Most arguments advocating girls’ education see its value in terms of gains for societies, families, and gross domestic product, and its role in training better mothers and therefore better future generations—rather than its intrinsic benefits for girls themselves. It is often not apparent, that there is a concern for a girls’ right to her own life, to a full human existence, and in Aarti’s words, “her right to be able to become anything she wants.” There is a lack of an urgency to view education as a pathway to this goal.
However, there are also clear voices, for example, of Malala Yousufzai, Graça Machel, Julia Gillard, and mine, that state quite firmly that educating girls is important for the simple reason that it is girls’ right to be educated. If it resulted in nothing more than helping them gain control over their lives so that they can live a life of their own choosing, it would still be an immensely important task.

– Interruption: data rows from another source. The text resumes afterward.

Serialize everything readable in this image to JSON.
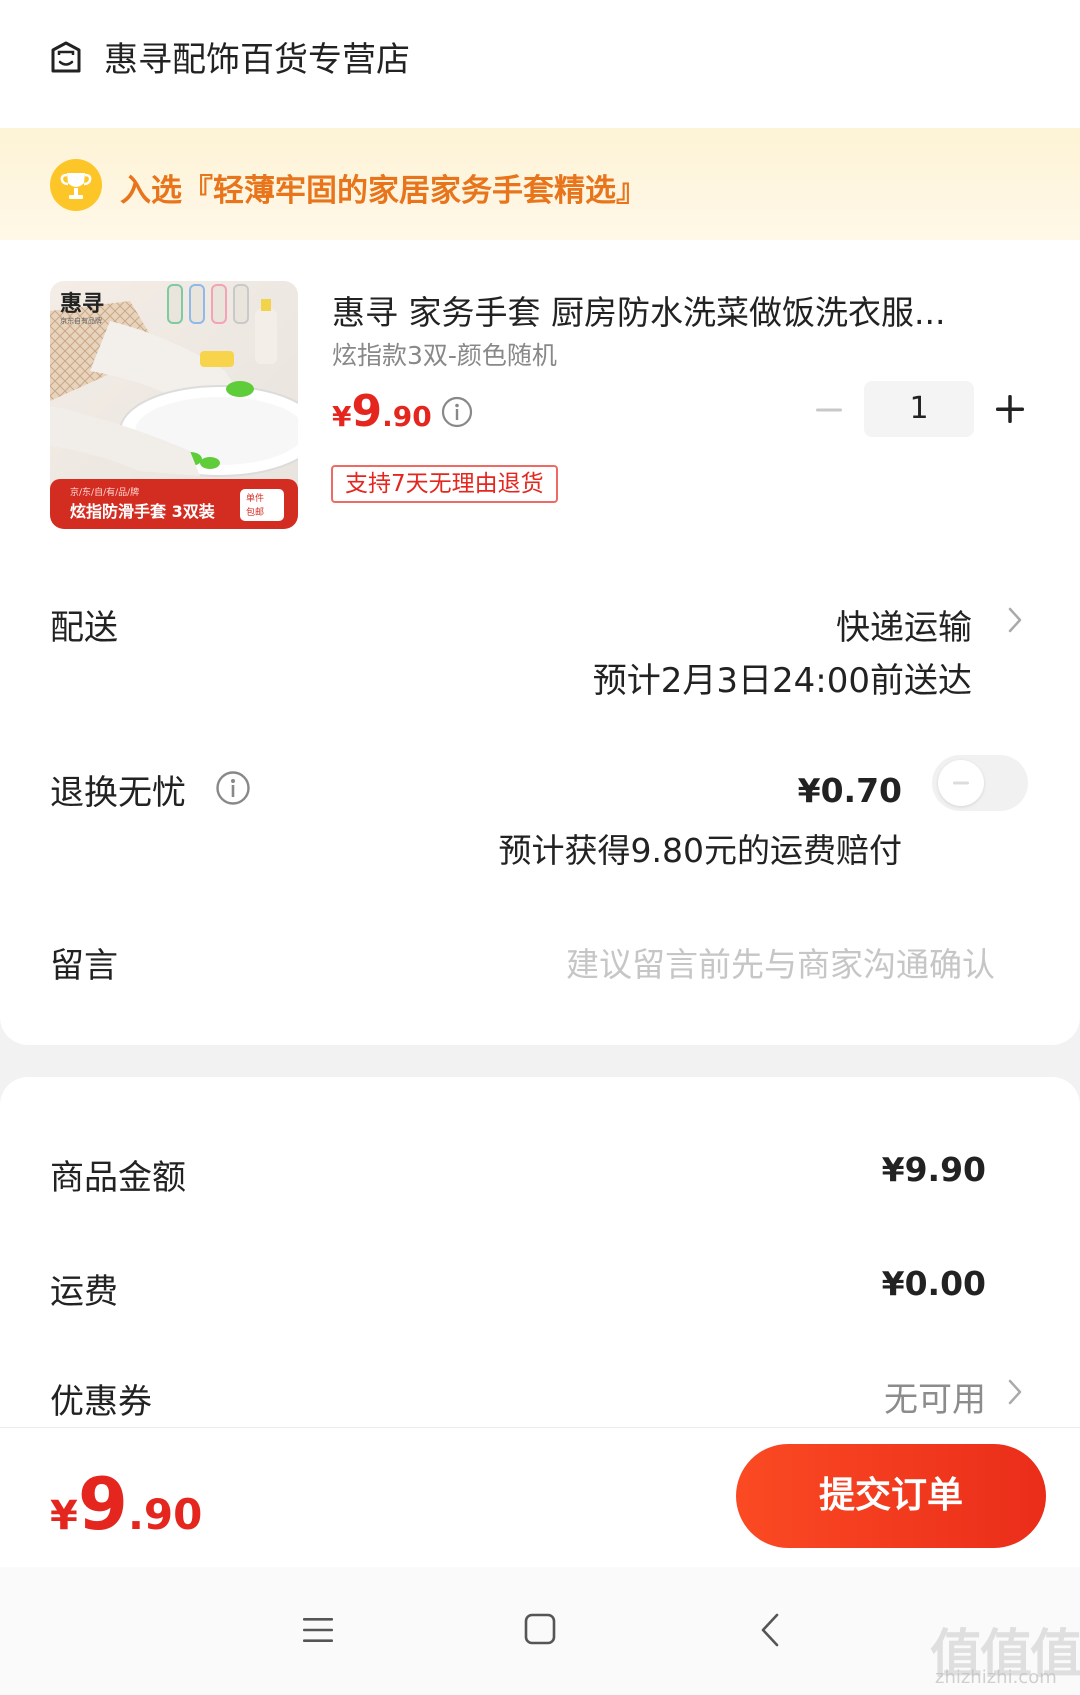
{
  "store": {
    "name": "惠寻配饰百货专营店",
    "icon": "store-icon"
  },
  "banner": {
    "text": "入选『轻薄牢固的家居家务手套精选』",
    "icon": "trophy-icon"
  },
  "product": {
    "title": "惠寻 家务手套 厨房防水洗菜做饭洗衣服...",
    "spec": "炫指款3双-颜色随机",
    "price_symbol": "¥",
    "price_int": "9",
    "price_dec": ".90",
    "return_badge": "支持7天无理由退货",
    "quantity": "1",
    "image": {
      "brand": "惠寻",
      "brand_sub": "京东自有品牌",
      "bar_small": "京/东/自/有/品/牌",
      "bar_text": "炫指防滑手套 3双装",
      "bar_tag": "单件包邮"
    }
  },
  "shipping": {
    "label": "配送",
    "method": "快递运输",
    "eta": "预计2月3日24:00前送达"
  },
  "return_insurance": {
    "label": "退换无忧",
    "price": "¥0.70",
    "desc": "预计获得9.80元的运费赔付",
    "enabled": false
  },
  "message": {
    "label": "留言",
    "placeholder": "建议留言前先与商家沟通确认"
  },
  "summary": {
    "goods_label": "商品金额",
    "goods_value": "¥9.90",
    "shipping_label": "运费",
    "shipping_value": "¥0.00",
    "coupon_label": "优惠券",
    "coupon_value": "无可用"
  },
  "footer": {
    "total_symbol": "¥",
    "total_int": "9",
    "total_dec": ".90",
    "submit_label": "提交订单"
  },
  "watermark": {
    "text": "值值值",
    "url": "zhizhizhi.com"
  },
  "colors": {
    "accent": "#e5261f",
    "banner_text": "#e8751b",
    "button": "#f23d1f"
  }
}
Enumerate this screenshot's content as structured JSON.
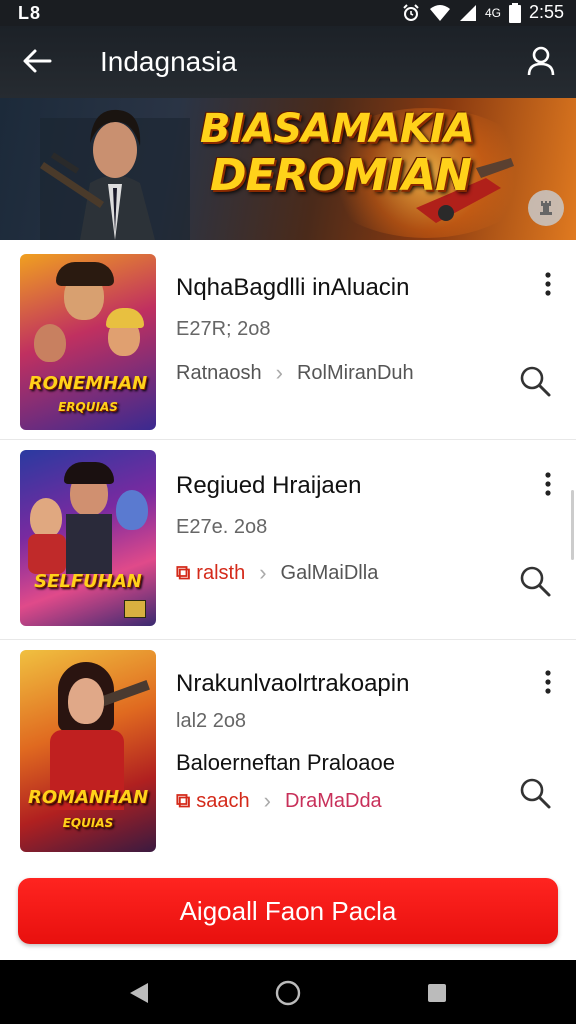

Girls’ rights are human rights!
Education, especially for girls living in poverty in countries like India, is an extremely complex undertaking: it requires a multi-perspective approach to be understood and addressed effectively. If we want education to mitigate the harm caused to the girl by nexus of poverty, violence, child labor, early marriage, abuse within and outside families, and lack of care and nutrition, then we need to look closely at the important perspectives of those who are most affected by the issues and problems—i.e., girls themselves, their parents and their teachers. As we get closer to daily lives, we better understand complex concepts of power, hegemony, difference, and equality. Large, complex social problems are played out in this mundaneness of daily life. While the macro perspective provides useful information, locating problems and solutions in larger social and economic structures, showing also the magnitude of the problem, such discussions are inadequate. Girls’ lives and voices get lost when research and arguments center on enrollment, dropout, completion, and achievement rates, even though the discussions are supposedly about them.
It is this gap that I have tried to bridge in my book, Reaching for the Sky: Empowering Girls through Education, where I bring the voices of girls, teachers, and parents, as they tell us about their lives and what they need to make them better. It is only when we understand the social-political realities of their everyday lives that we can design and implement an education that has the potential to “empower” them. My book tells the story of Prerna—our school in India which has focused on girls’ lives and organized its goals, processes, and curricula in response to this.
Many scholars and researchers have questioned the necessary co-relation between women’s empowerment and education. As Plan International’s 2012 State of the World’s Girls report puts clearly, “recent increases in female education have not led to corresponding equality in the workplace or at home. Girls and young women emerge from school still struggling with the idea that they are second class citizens.” It is clear from the arguments of multiple scholars and my experiences with Prerna School that education does not necessarily lead to empowerment or gender equality unless there is focus on process, content, and curricula that critically addresses inequitable social norms and structures.
Laxmi, an alum of Prerna, whose life and whose experiences and opinions of education I have tried to capture in the book, says of her education at Prerna:
“Like in Prerna, they don’t focus on studies first; first they focus on children. Like, where have they come from, who are they, what kind of children are they, so what kind of education should they be given. It’s not just about coming to school, studying and going home… but here along with studying, they ask our problems; they understand.”
Every aspect of education at Prerna—the teachers, the curriculum, the culture of the school, the organization, and the formal and informal structures—is focused on helping the girls construct a sense of themselves as equal persons worthy of being respected by themselves and their communities. It enables them to look critically at the reality of their lives, understand underlying social and political structures, and learn ways of challenging inherent discrimination. It helps them build a capacity to aspire, to take charge of their lives, and to flourish. The school fights to keep them in and to make sure they stay and learn to read, write, and most importantly: recognize themselves as equal persons with a right to determine the course of their own lives. This is seen through the gleaming empowered self of Aarti:
“I think I can face any problem in the future. I can’t stay silent if I feel something is wrong. I want to learn and grow. I can’t stay at home now and do nothing. I want a career, a government job. I am preparing for that. … Like teachers used to say—girls should have an identity of their own. So I have learned to think like that about myself.”
Thus, girls must not only come to school, stay, and graduate. Their education should empower them with the essential knowledge that they have the right to use this education for their own purposes, that they are equal persons with choice, agency, aspirations, and a voice that speaks up against discriminatory practices and social structures.